**Activity**
Show all lines below holding the string "dias".

**Material provided**

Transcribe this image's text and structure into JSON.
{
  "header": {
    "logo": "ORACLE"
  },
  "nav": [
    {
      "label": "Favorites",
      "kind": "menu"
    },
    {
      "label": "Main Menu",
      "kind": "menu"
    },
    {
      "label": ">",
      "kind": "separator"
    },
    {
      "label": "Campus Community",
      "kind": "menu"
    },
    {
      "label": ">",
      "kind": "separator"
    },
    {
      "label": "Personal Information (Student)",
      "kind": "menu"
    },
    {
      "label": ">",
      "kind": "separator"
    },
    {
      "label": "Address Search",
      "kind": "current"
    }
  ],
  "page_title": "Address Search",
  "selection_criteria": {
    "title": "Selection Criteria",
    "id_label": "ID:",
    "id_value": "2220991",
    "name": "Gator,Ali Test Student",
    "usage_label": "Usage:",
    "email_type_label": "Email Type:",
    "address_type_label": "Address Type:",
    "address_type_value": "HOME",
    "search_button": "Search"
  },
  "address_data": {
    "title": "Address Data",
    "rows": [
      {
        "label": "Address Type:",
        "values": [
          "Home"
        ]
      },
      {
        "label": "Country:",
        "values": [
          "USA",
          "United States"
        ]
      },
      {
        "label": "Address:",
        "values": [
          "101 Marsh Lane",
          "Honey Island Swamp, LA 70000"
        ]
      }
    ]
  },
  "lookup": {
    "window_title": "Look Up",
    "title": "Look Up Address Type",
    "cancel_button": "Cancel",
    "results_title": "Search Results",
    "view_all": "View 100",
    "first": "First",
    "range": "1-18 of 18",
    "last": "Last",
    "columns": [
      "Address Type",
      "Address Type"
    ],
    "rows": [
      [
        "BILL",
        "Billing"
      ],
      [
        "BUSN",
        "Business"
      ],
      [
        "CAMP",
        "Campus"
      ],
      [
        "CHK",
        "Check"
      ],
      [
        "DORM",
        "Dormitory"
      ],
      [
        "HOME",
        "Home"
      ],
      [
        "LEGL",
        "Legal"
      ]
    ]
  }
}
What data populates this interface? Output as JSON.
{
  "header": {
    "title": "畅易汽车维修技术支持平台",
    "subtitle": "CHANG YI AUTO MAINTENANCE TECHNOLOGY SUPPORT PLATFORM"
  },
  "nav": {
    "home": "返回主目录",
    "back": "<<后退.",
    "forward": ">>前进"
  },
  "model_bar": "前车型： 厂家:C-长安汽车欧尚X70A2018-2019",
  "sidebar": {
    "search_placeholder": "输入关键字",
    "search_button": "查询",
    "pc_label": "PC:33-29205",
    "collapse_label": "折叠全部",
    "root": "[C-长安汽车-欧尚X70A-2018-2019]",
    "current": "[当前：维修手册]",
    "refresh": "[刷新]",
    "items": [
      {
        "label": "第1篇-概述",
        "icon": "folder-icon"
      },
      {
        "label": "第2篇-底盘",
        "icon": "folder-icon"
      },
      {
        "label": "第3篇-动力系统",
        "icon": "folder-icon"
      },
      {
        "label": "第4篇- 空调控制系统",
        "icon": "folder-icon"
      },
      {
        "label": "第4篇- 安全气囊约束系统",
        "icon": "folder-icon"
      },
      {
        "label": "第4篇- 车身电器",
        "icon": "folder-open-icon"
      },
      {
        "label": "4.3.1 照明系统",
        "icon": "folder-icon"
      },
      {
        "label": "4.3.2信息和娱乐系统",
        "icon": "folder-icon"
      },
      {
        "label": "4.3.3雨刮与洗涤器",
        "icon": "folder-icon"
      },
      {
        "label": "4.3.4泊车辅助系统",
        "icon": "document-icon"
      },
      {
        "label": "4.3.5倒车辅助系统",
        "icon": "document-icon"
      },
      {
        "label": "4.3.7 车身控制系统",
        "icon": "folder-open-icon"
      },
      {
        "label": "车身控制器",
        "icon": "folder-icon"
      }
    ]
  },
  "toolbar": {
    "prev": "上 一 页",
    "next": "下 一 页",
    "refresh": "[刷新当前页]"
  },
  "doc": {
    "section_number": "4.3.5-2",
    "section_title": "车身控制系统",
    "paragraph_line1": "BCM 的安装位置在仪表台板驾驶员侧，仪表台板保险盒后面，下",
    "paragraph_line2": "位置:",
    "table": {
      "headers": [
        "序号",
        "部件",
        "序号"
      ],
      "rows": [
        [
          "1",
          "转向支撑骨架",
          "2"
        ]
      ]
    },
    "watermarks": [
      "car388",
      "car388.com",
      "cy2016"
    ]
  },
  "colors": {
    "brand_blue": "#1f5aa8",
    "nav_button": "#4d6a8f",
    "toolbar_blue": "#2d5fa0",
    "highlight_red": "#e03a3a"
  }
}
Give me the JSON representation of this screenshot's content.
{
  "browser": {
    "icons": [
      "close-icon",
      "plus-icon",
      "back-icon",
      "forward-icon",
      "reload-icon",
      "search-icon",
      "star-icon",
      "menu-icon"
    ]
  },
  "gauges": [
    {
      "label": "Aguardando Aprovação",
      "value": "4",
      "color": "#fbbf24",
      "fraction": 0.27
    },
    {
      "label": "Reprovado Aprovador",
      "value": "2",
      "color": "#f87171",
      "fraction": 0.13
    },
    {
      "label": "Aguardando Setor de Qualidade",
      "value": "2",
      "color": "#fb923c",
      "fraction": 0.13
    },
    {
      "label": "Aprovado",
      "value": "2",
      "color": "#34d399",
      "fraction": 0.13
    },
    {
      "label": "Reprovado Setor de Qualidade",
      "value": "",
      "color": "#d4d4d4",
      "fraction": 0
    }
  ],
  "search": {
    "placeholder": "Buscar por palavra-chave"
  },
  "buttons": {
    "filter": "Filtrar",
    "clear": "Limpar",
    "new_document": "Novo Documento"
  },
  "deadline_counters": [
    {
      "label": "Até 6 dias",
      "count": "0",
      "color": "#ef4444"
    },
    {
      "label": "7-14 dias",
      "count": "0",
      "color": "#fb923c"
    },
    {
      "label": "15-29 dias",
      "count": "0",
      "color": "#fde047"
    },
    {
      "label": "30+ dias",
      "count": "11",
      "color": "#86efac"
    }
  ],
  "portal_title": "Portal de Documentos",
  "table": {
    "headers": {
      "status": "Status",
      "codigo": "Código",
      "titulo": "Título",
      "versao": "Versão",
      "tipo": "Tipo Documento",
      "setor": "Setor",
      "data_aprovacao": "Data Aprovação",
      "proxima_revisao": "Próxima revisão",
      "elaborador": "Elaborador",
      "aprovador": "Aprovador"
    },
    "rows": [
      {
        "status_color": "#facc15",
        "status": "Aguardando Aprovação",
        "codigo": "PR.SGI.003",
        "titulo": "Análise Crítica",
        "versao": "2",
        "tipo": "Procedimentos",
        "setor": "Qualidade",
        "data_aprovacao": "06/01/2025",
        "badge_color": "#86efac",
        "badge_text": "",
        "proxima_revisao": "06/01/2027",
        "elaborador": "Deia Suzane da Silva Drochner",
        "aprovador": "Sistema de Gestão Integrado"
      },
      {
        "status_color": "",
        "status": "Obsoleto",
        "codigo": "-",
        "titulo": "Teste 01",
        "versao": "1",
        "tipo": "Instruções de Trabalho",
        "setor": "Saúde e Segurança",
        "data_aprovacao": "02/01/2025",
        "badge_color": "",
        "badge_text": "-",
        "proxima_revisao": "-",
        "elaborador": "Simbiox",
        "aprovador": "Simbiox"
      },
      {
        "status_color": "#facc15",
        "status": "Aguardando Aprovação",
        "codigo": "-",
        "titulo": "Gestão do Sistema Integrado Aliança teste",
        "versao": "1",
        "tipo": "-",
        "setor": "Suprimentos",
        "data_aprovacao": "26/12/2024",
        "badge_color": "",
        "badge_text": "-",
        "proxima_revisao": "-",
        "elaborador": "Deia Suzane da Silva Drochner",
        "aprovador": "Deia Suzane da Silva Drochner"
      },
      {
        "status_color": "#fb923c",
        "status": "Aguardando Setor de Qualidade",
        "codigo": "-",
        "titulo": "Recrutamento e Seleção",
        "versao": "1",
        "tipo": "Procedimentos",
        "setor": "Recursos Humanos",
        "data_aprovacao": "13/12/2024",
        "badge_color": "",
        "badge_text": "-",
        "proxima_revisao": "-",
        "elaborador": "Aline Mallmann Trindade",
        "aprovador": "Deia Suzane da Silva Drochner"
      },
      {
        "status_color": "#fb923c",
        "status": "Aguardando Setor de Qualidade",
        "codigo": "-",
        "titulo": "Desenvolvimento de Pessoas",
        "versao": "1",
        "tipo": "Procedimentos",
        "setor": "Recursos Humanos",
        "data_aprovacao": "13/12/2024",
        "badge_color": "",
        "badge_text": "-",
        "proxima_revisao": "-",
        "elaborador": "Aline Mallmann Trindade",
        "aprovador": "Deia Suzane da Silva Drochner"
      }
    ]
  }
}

**Reply**
      "label": "Até 6 dias",
      "label": "7-14 dias",
      "label": "15-29 dias",
      "label": "30+ dias",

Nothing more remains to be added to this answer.